In all that I’ve heard about heaven, I don’t remember hearing or thinking of myself the idea of bringing heaven to earth today. Perhaps because we’re too realistic and know that we can’t bring perfection to earth or that we don’t want to be labeled something we aren’t by phrasing it that way. However, Bell explores this idea. He references the Lord’s prayer and the idea that we’re to pray for God’s will to be done on earth as it is in heaven. That this should be a way of connected the idea of our present reality to heaven/paradise/new creation.

That’s one thing that most of the talk about heaven has always frustrated me. It seemed so disconnected from our faith now. However, if we’re called to bring aspects of heaven into our lives and the lives of the people around us who are suffering and in need there is much more cohesive connection between this age and the age to come. Sure we can’t latch onto the view that we can do it all ourselves, but our view of heaven should include today and not just sometime in the future or after we die. If our focus is on God and not simply heaven then this should affect how we live today.

So yeah just some thoughts that were spawned from Bell’s chapter on heaven. The whole thing is still a lot bigger than I can nail down, but these were some thoughts from it.

The Charity Mask

If you’ve been shopping anytime recently you’ll notice that the Salvation Army bell ringers are back in action. While no doubt the charity does fine work, it is the time of year where one can’t help but feel a little guilty going into any store and perhaps giving a little to the organization to help assuage that guilt. We give to feel better about ourselves. It is enough to make us feel better about walking by them the next few times, because you know those few dollars you gave made you feel a little better about yourself. I know I already had felt this way a couple of weeks before Thanksgiving. Does it make me charitable or a better person? Probably not, after all I did it to feel better about myself first, and with the side effect of helping those in need.

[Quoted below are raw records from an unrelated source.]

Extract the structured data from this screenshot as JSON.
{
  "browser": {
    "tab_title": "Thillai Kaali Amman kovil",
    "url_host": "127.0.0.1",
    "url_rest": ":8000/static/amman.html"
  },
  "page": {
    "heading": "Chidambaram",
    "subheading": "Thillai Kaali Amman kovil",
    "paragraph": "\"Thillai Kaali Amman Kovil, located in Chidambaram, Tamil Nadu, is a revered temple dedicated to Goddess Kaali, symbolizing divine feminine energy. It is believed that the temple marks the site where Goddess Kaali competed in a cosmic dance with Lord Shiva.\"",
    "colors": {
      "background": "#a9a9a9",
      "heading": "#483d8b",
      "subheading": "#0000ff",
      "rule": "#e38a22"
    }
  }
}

This is a danger of charity. When we give money to a charity whether it be a few bucks at the entrance to the grocery store or a larger donation to the organization of our choice it can make us feel like good people. We could treat the people around us like dirt, write off the donation in our taxes in a way that is beneficial to us, or only want to make people think we’re nice so we can get more popular. It seems so much easier to write a check to some charity or organization than doing good work than treating those around us with worth.

The main thing that got me thinking about this is actually corporate America’s way of doing charity. You have big retailers like Target and Wal-Mart who state how they give so much money to this charity or this organization, but yet they treat their employees poorly. They either don’t give them enough hours and/or enough of a wage to pay their bills and support their families. However, by saying they give to charity it is instant positive PR. They can give thousands of dollars to a charity, but yet do not want to use those thousands to the people who are working for them.

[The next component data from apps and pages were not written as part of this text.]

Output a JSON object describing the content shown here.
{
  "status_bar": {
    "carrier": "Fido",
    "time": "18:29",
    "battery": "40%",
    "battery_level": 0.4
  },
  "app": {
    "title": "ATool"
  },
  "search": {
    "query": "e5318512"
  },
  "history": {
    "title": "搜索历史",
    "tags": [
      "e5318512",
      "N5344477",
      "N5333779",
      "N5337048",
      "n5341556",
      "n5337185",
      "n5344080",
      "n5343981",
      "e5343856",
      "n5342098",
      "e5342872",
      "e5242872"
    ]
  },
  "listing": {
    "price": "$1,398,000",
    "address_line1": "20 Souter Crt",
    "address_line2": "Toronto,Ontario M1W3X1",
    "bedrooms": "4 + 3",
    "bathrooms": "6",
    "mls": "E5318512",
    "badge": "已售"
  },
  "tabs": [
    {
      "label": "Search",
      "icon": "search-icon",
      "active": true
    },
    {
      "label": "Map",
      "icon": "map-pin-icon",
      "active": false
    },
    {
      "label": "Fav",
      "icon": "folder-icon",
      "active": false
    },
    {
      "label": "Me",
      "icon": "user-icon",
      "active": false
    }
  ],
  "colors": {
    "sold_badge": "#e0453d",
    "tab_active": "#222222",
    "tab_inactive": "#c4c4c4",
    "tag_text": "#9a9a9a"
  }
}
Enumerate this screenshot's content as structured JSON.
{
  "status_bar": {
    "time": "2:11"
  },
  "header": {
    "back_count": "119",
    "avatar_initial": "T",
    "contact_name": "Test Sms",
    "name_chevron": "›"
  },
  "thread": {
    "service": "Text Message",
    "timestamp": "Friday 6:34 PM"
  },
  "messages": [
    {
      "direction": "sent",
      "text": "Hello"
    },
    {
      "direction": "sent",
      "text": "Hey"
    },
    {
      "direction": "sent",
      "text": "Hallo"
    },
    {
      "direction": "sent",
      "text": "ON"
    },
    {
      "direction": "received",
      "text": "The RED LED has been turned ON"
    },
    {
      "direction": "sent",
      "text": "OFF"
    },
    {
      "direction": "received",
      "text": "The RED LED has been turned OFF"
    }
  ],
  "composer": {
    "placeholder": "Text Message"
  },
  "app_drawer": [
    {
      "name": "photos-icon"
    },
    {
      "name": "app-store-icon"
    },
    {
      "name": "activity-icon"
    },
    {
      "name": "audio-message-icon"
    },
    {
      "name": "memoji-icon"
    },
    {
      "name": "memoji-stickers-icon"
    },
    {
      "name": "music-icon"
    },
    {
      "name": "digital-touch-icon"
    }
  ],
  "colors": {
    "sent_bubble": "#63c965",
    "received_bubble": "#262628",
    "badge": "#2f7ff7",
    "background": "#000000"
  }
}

I’m not trying to say we shouldn’t give to charities. What I am trying to say is that we should be working towards a consistency in how we treat people. After all Jesus’ response to the question of what is the greatest commandment was first to love God will all that we are, but second was to love our neighbors as ourselves (Matthew 22:34-40). It is not just love the people who are cared for by this charity or organization, but to also care for those we are in proximity to everyday. This is much more challenging and often requires a lot more effort and cost than sending a check or giving a few dollars at the entrance to the store. The truth is it goes a lot deeper than our action. We can wear the mask of concern and well-being through a charitable action, but our attitude could only be focused on ourselves or filled with disdain or apathy for the very people we’re helping.